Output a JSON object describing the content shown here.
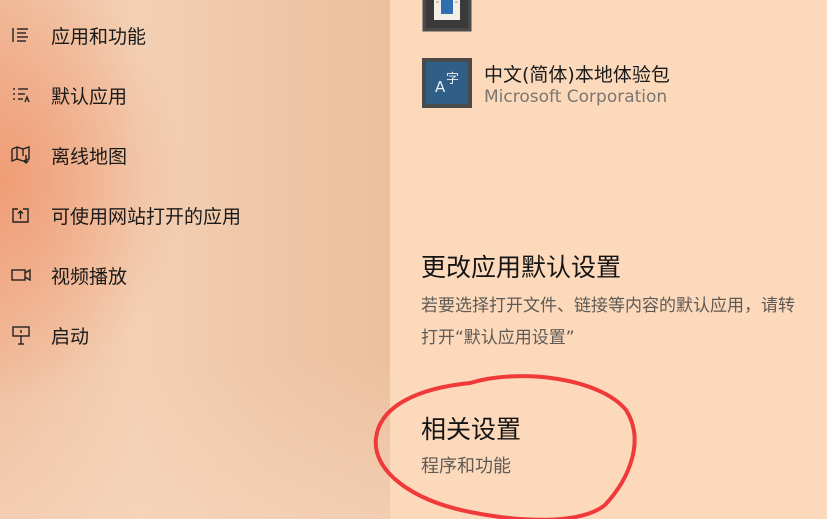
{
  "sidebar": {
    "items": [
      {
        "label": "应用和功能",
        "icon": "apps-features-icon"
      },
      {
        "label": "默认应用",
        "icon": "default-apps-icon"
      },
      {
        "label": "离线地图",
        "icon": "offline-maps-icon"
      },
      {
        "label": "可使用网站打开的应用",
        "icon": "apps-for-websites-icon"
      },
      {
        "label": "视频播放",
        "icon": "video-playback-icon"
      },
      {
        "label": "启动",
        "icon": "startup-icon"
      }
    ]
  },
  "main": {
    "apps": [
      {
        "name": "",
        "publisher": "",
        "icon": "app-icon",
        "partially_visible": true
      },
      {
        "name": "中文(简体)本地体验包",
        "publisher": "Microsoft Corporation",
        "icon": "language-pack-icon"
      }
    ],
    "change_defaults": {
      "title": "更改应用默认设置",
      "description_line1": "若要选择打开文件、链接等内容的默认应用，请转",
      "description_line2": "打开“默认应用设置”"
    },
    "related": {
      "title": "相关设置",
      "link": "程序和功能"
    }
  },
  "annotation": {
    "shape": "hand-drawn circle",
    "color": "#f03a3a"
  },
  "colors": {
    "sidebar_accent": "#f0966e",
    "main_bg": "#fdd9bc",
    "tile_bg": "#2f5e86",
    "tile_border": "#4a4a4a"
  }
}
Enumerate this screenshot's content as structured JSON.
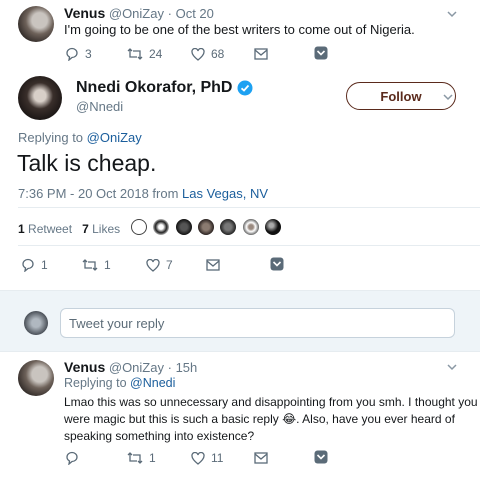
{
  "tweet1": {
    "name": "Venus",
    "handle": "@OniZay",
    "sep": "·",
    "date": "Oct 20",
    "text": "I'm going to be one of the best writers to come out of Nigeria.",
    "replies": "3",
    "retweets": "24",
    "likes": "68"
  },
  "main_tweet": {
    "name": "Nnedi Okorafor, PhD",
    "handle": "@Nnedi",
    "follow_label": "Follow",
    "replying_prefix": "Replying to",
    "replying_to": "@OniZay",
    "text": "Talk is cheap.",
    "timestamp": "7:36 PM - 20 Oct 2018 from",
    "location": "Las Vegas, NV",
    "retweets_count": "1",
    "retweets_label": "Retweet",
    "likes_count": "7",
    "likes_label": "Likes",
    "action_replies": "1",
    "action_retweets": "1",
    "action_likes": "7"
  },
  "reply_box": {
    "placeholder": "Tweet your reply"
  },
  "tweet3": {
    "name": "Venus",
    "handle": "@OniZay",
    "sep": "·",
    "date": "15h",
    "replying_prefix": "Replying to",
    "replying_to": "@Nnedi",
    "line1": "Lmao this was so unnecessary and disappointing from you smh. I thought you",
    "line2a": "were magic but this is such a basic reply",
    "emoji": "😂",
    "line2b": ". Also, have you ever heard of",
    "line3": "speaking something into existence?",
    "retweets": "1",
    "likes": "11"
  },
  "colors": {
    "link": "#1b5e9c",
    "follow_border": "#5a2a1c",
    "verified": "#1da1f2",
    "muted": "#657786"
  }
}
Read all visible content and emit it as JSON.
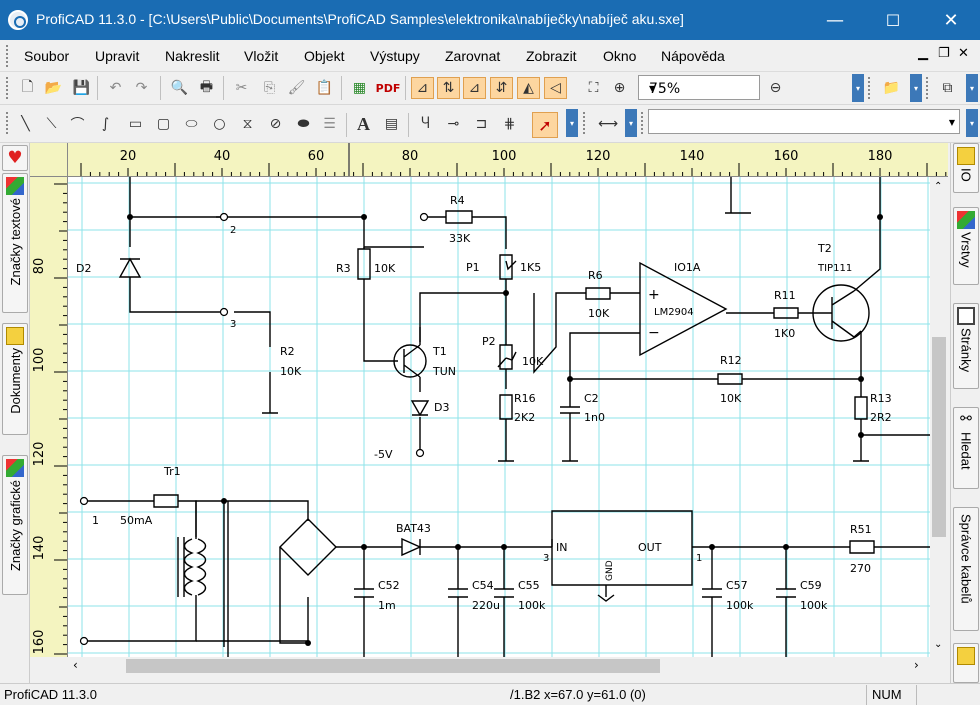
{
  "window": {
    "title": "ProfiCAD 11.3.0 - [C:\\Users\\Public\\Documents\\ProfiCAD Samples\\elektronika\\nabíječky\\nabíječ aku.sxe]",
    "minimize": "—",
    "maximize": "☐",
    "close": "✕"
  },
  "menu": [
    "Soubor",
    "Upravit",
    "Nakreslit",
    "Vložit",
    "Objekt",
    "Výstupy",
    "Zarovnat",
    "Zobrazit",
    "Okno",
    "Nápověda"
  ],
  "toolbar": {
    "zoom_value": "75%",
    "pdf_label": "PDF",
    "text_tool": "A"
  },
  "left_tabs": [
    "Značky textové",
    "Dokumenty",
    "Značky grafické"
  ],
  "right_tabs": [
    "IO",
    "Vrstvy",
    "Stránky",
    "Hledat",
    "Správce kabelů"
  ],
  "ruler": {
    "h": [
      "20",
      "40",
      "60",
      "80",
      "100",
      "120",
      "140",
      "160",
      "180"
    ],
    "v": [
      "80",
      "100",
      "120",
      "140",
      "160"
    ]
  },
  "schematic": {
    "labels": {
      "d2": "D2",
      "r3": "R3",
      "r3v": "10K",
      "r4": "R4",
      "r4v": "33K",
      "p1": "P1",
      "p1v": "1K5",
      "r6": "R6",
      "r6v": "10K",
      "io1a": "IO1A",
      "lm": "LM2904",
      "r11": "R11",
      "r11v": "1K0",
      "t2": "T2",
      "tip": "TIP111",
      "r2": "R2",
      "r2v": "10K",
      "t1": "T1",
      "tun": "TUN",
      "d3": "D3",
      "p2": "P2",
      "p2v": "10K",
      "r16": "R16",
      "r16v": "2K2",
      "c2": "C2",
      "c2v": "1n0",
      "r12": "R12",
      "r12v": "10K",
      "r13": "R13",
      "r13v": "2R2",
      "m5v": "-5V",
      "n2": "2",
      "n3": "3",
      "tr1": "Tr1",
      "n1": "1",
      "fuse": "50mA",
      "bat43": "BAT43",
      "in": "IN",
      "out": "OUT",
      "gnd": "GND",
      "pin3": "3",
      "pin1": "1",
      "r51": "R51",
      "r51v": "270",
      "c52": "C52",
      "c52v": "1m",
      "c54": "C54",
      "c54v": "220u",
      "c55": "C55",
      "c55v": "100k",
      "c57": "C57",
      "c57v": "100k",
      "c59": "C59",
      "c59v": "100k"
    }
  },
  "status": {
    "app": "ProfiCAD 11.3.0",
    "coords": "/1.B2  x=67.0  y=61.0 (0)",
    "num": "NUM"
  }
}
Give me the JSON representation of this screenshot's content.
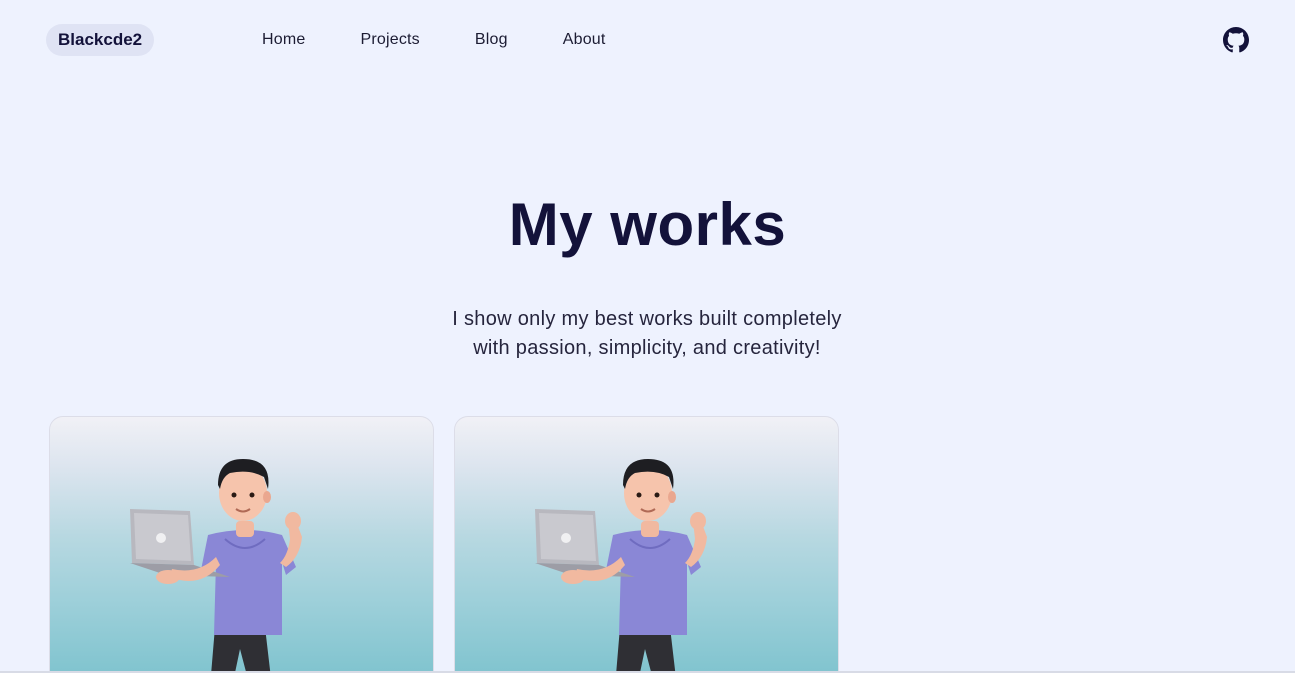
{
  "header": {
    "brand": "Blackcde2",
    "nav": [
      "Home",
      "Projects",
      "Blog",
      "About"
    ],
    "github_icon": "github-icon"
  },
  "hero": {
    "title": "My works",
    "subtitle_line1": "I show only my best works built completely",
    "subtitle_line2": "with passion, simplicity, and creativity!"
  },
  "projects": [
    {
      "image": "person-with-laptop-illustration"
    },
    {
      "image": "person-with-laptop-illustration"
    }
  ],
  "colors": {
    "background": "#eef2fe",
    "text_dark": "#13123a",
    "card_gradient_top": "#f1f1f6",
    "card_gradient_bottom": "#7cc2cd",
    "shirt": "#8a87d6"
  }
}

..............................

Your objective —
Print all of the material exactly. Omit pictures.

Written answer —
Output a JSON object describing the content shown here.
{
  "sidebar": {
    "items": [
      {
        "label": "应用和功能",
        "icon": "apps-features-icon"
      },
      {
        "label": "默认应用",
        "icon": "default-apps-icon"
      },
      {
        "label": "离线地图",
        "icon": "offline-maps-icon"
      },
      {
        "label": "可使用网站打开的应用",
        "icon": "apps-for-websites-icon"
      },
      {
        "label": "视频播放",
        "icon": "video-playback-icon"
      },
      {
        "label": "启动",
        "icon": "startup-icon"
      }
    ]
  },
  "main": {
    "apps": [
      {
        "name": "",
        "publisher": "",
        "icon": "app-icon",
        "partially_visible": true
      },
      {
        "name": "中文(简体)本地体验包",
        "publisher": "Microsoft Corporation",
        "icon": "language-pack-icon"
      }
    ],
    "change_defaults": {
      "title": "更改应用默认设置",
      "description_line1": "若要选择打开文件、链接等内容的默认应用，请转",
      "description_line2": "打开“默认应用设置”"
    },
    "related": {
      "title": "相关设置",
      "link": "程序和功能"
    }
  },
  "annotation": {
    "shape": "hand-drawn circle",
    "color": "#f03a3a"
  },
  "colors": {
    "sidebar_accent": "#f0966e",
    "main_bg": "#fdd9bc",
    "tile_bg": "#2f5e86",
    "tile_border": "#4a4a4a"
  }
}
Enumerate this screenshot's content as structured JSON.
{
  "tweet1": {
    "name": "Venus",
    "handle": "@OniZay",
    "sep": "·",
    "date": "Oct 20",
    "text": "I'm going to be one of the best writers to come out of Nigeria.",
    "replies": "3",
    "retweets": "24",
    "likes": "68"
  },
  "main_tweet": {
    "name": "Nnedi Okorafor, PhD",
    "handle": "@Nnedi",
    "follow_label": "Follow",
    "replying_prefix": "Replying to",
    "replying_to": "@OniZay",
    "text": "Talk is cheap.",
    "timestamp": "7:36 PM - 20 Oct 2018 from",
    "location": "Las Vegas, NV",
    "retweets_count": "1",
    "retweets_label": "Retweet",
    "likes_count": "7",
    "likes_label": "Likes",
    "action_replies": "1",
    "action_retweets": "1",
    "action_likes": "7"
  },
  "reply_box": {
    "placeholder": "Tweet your reply"
  },
  "tweet3": {
    "name": "Venus",
    "handle": "@OniZay",
    "sep": "·",
    "date": "15h",
    "replying_prefix": "Replying to",
    "replying_to": "@Nnedi",
    "line1": "Lmao this was so unnecessary and disappointing from you smh. I thought you",
    "line2a": "were magic but this is such a basic reply",
    "emoji": "😂",
    "line2b": ". Also, have you ever heard of",
    "line3": "speaking something into existence?",
    "retweets": "1",
    "likes": "11"
  },
  "colors": {
    "link": "#1b5e9c",
    "follow_border": "#5a2a1c",
    "verified": "#1da1f2",
    "muted": "#657786"
  }
}
Read all visible content and emit it as JSON.
{
  "window": {
    "title": "ProfiCAD 11.3.0 - [C:\\Users\\Public\\Documents\\ProfiCAD Samples\\elektronika\\nabíječky\\nabíječ aku.sxe]",
    "minimize": "—",
    "maximize": "☐",
    "close": "✕"
  },
  "menu": [
    "Soubor",
    "Upravit",
    "Nakreslit",
    "Vložit",
    "Objekt",
    "Výstupy",
    "Zarovnat",
    "Zobrazit",
    "Okno",
    "Nápověda"
  ],
  "toolbar": {
    "zoom_value": "75%",
    "pdf_label": "PDF",
    "text_tool": "A"
  },
  "left_tabs": [
    "Značky textové",
    "Dokumenty",
    "Značky grafické"
  ],
  "right_tabs": [
    "IO",
    "Vrstvy",
    "Stránky",
    "Hledat",
    "Správce kabelů"
  ],
  "ruler": {
    "h": [
      "20",
      "40",
      "60",
      "80",
      "100",
      "120",
      "140",
      "160",
      "180"
    ],
    "v": [
      "80",
      "100",
      "120",
      "140",
      "160"
    ]
  },
  "schematic": {
    "labels": {
      "d2": "D2",
      "r3": "R3",
      "r3v": "10K",
      "r4": "R4",
      "r4v": "33K",
      "p1": "P1",
      "p1v": "1K5",
      "r6": "R6",
      "r6v": "10K",
      "io1a": "IO1A",
      "lm": "LM2904",
      "r11": "R11",
      "r11v": "1K0",
      "t2": "T2",
      "tip": "TIP111",
      "r2": "R2",
      "r2v": "10K",
      "t1": "T1",
      "tun": "TUN",
      "d3": "D3",
      "p2": "P2",
      "p2v": "10K",
      "r16": "R16",
      "r16v": "2K2",
      "c2": "C2",
      "c2v": "1n0",
      "r12": "R12",
      "r12v": "10K",
      "r13": "R13",
      "r13v": "2R2",
      "m5v": "-5V",
      "n2": "2",
      "n3": "3",
      "tr1": "Tr1",
      "n1": "1",
      "fuse": "50mA",
      "bat43": "BAT43",
      "in": "IN",
      "out": "OUT",
      "gnd": "GND",
      "pin3": "3",
      "pin1": "1",
      "r51": "R51",
      "r51v": "270",
      "c52": "C52",
      "c52v": "1m",
      "c54": "C54",
      "c54v": "220u",
      "c55": "C55",
      "c55v": "100k",
      "c57": "C57",
      "c57v": "100k",
      "c59": "C59",
      "c59v": "100k"
    }
  },
  "status": {
    "app": "ProfiCAD 11.3.0",
    "coords": "/1.B2  x=67.0  y=61.0 (0)",
    "num": "NUM"
  }
}
Give me the JSON representation of this screenshot's content.
{
  "header": {
    "brand": "Blackcde2",
    "nav": [
      "Home",
      "Projects",
      "Blog",
      "About"
    ],
    "github_icon": "github-icon"
  },
  "hero": {
    "title": "My works",
    "subtitle_line1": "I show only my best works built completely",
    "subtitle_line2": "with passion, simplicity, and creativity!"
  },
  "projects": [
    {
      "image": "person-with-laptop-illustration"
    },
    {
      "image": "person-with-laptop-illustration"
    }
  ],
  "colors": {
    "background": "#eef2fe",
    "text_dark": "#13123a",
    "card_gradient_top": "#f1f1f6",
    "card_gradient_bottom": "#7cc2cd",
    "shirt": "#8a87d6"
  }
}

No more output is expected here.